  • Well-managed diet, sleep, and physical and spiritual exercise are all essential elements to living a life of healthy and beneficial stress. (33:45)
  • When stress is overwhelming, we must recognize our personal responsibility to manage that stress ourselves and act in our own best interests, rather than solely relying on others to provide advice without making actual changes to better our lives. (46:08)

  • “Stress is the degree to which individuals appraise the situations that they’re in, as either being very unpredictable– we don’t know what’s going to happen–, they’re uncontrollable – you can’t do something about it –, or our lives just feel very overloaded.” (Cindy Bergeman, 6:52)
  • “There are lots of challenges, but I think we’d like you to consider reframing stress as an opportunity rather than a threat.” (Dean Bergeman, 17:20)
  • “Our social relationships are also the source of our greatest stress. They’re very beneficial, but they’re also very stressful, and trying to navigate that relationship between those helpful others is really important.” (Cindy Bergeman, 22:26)

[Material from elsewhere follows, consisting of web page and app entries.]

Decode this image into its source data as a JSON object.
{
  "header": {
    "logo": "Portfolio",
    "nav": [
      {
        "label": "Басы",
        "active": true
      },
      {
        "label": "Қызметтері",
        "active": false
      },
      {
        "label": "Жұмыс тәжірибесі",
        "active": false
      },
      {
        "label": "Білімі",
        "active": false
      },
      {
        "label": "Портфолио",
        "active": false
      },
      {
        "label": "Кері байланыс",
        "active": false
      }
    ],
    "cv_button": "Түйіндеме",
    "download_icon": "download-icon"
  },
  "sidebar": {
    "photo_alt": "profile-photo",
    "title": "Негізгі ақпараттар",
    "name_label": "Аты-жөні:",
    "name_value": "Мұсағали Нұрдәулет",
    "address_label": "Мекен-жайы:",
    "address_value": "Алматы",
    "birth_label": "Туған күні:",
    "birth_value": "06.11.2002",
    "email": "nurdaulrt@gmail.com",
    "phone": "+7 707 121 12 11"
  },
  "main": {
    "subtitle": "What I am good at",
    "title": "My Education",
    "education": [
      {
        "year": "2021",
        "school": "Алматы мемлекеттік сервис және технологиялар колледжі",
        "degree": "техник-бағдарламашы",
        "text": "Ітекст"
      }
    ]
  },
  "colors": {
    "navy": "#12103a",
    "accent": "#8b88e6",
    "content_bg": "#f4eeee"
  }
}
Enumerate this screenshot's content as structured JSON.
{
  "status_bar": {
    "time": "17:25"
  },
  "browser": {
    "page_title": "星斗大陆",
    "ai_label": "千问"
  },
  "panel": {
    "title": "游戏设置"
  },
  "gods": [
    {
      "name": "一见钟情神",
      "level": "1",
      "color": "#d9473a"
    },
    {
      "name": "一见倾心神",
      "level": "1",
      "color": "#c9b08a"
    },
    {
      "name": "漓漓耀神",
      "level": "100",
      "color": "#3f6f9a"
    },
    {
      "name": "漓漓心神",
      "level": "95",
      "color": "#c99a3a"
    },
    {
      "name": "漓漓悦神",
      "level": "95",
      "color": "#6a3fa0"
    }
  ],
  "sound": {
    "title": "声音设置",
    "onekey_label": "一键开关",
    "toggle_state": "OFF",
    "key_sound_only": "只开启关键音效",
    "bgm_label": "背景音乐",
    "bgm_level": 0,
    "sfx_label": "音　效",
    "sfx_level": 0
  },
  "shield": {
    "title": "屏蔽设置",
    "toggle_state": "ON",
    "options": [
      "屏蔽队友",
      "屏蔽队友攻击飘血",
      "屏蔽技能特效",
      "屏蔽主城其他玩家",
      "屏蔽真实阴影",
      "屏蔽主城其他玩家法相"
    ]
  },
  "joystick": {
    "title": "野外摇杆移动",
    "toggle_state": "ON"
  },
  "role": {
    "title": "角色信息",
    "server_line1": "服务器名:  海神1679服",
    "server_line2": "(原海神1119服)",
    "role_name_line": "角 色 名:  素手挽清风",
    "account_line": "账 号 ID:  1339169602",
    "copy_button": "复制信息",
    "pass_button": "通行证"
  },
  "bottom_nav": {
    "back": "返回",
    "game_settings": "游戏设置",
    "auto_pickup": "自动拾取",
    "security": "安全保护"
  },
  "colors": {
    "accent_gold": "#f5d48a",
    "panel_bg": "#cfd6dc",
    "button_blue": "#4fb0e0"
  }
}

  • “Part of what we want to do, and it could be psychologically, it could be physically, is to look at ways to silence that physiological arousal that is associated with stress. Exercise and prayer, meditation, or yoga are really good ways to do that.” (Cindy Bergeman, 35:37)
  • “Our children, our dogs, whatever the case that you want to insert– they need our love when they deserve it the least… Do we still love them as much when they lose? Do we forgive them when they lose? Are they just as special when they lose? Likewise to ourselves? Can we do that for ourselves?” (Dean Bergeman, 40:28)

Health and SocietyAgingCindy BergemanDepartment of PsychologyUniversity of Notre Dame